So, my closest friends (or those who have been at a wedding with me) know I love dancing. I actually didn’t dance growing up. I grew up doing gymnastics and was a cheerleader for the better part of my middle school years. I didn’t start dancing until I was a freshman in high school by total fluke. I was was on an All Star cheer team that morphed into a dance team when we realized that we were much better dancers that we were cheerleaders. Because I didn't know any of the dance lingo or any of the basic technique, one of my teammates (now closest friends) taught me everything I know, and I practiced turns in my kitchen and leaps in my living room daily to get better.

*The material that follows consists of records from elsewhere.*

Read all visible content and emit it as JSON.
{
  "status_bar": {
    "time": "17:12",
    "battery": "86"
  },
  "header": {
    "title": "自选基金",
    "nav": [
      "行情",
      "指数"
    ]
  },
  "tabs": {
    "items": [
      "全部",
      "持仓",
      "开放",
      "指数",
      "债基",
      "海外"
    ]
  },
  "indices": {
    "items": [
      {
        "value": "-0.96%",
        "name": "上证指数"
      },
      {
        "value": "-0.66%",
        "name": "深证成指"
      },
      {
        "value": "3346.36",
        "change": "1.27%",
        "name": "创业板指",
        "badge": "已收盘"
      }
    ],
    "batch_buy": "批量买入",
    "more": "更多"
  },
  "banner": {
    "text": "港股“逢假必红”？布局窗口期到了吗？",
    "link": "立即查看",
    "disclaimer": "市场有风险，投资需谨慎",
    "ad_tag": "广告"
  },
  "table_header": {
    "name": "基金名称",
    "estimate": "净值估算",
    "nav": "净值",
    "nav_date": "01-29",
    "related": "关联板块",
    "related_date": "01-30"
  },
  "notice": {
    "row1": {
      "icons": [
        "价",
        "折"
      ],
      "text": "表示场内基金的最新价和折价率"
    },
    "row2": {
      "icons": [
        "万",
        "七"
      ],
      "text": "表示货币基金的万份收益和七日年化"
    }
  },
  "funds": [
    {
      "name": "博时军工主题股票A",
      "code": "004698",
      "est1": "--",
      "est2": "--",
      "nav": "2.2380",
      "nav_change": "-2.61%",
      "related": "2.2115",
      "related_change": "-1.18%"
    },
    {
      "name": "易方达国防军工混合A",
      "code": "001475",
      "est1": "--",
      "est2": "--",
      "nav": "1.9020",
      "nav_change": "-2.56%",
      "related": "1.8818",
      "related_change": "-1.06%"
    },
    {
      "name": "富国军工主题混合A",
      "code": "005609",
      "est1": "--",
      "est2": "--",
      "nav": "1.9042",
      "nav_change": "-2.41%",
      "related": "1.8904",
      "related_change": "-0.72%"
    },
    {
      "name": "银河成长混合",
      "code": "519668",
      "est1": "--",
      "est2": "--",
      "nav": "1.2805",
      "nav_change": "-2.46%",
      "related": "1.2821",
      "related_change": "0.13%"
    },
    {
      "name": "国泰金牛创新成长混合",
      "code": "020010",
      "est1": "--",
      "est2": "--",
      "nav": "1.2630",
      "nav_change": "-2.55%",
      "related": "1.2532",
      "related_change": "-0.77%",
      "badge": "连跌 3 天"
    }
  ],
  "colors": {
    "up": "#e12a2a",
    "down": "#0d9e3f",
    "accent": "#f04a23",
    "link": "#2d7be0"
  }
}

"Dancing is an art. The floor is my canvas. And I am the brush. And whatever I create comes from the heart."
I loved dancing so much that as a junior in high school, I started the first ever high school dance team in my community with a friend of mine. We mixed our own music on cassette tapes (yes, I know, I’m totally dating myself), purchased "uniforms" from Rave at the local mall and choreographed our own routines. The following year, we found a coach who helped us buy real uniforms, professionally mix music, and we competed regionally and did pretty well (fun fact... 5 years later I actually went back to coach the team for two years).
When it came time to apply to colleges during my senior year, I never even considered dancing, but after a nudge from a friend and a real leap of faith (no pun intended), I tried out for the dance team at Towson University who had just won their first (of now over 17) national titles. I tried out amidst 150 other dancers who had all been dancing much longer than I had. When I got the call from the coach telling me that I made the team, I almost fell over! Over 150 girls and they chose 7... 7 and I was one of them! I immediately commit to attending Towson University.
To say my freshman year dancing was amazing is an understatement. I danced in stadiums during half time in colleges up and down the east coast. When we performed at local cheerleading competitions, all of the little girls would come up to us after and ask us for our autographs. And while I was an alternate on the nationals team, I still got to travel to Daytona Beach to take part in Nationals. To this day, I’m still best friends with two of my teammates.
At the end of my freshman year, though, I was told that I lacked the training to ever be on the competition floor, and I was not asked back on the team for my sophomore year. Talk about being completely heartbroken. I mean, the only reason I attended Towson to begin with was to dance. And while I loved Towson, the thing I loved most was dancing. So, after many tears and lots of thought (and a ton of support from my parents), I transferred to the University of Delaware where I walked on the dance team as a sophomore. Transferring as a sophomore was seriously one of the hardest things I have ever done (well at that point in my life). Starting from scratch at a brand new school, with no friends, in a dorm miles away from where most other sophomores lived was awful. Not to mention, I joined a team that I didn’t formally try out to be a part of. So walking into practice on my first day was intimidating to say the least. Nonetheless, I danced for UD for my remaining 3 years on the floor at nationals and even walked away with two second place national titles as a junior and senior and a showcase on ESPN. I used so many of my dance achievements and experiences in interviews my senior year of colleges while interviewing for jobs.
So, why bother telling you all of this? Because last week I was able to take my love for dance and my love for photography and marry them together so perfectly. Nine students at my own daughter's dance studio, Rage Box Dance Center, journeyed down to Baltimore City with me and made my “Urban Ballerina” vision come to life.
Sure, I love photography families and couples, but there was something so magical about this session. I watched in awe through the lens of my camera as they nailed skill after skill. They encouraged one another, they exchanged ideas, they gave critiques. It took me back to the time I spent dancing. The friendships I made. The bond we shared. The inside jokes we had. And let's just talk about talent amongst this group of girls. I wish that my technique way back when was half as amazing as theirs.
"Dancers aren't great because of their technique. They're great because of their passion."
We spent three hours leaping (literally) through the streets of Federal Hill and outside of the Visionary Art Museum. We had moms on lookout for oncoming traffic to make sure we could capture some frame-worthy shots.
Looking through all of these pictures of these beautiful dancers brings me so much joy. Every girl with her own strengths. Every one as determined as the next to nail every shot with perfect technique. They each have a bright future ahead of them, and I’m so lucky to have been able to capture this snapshot in their journey.
At the beginning of this year, my goal was to shoot everything - from weddings, to families, to newborns, to senior portraits, and I must say, this session helped bring so much clarity to what I want my focus to be. Am I going to solely become a ballerina photographer, no, not at this point, but am I going to work with more dancers moving forward, absolutely. I'm already brainstorming my next session!
In the meantime, enjoy these snaps of these beautiful dancers. And a huge thank you to their mamas for trusting me and my vision for these photos. xo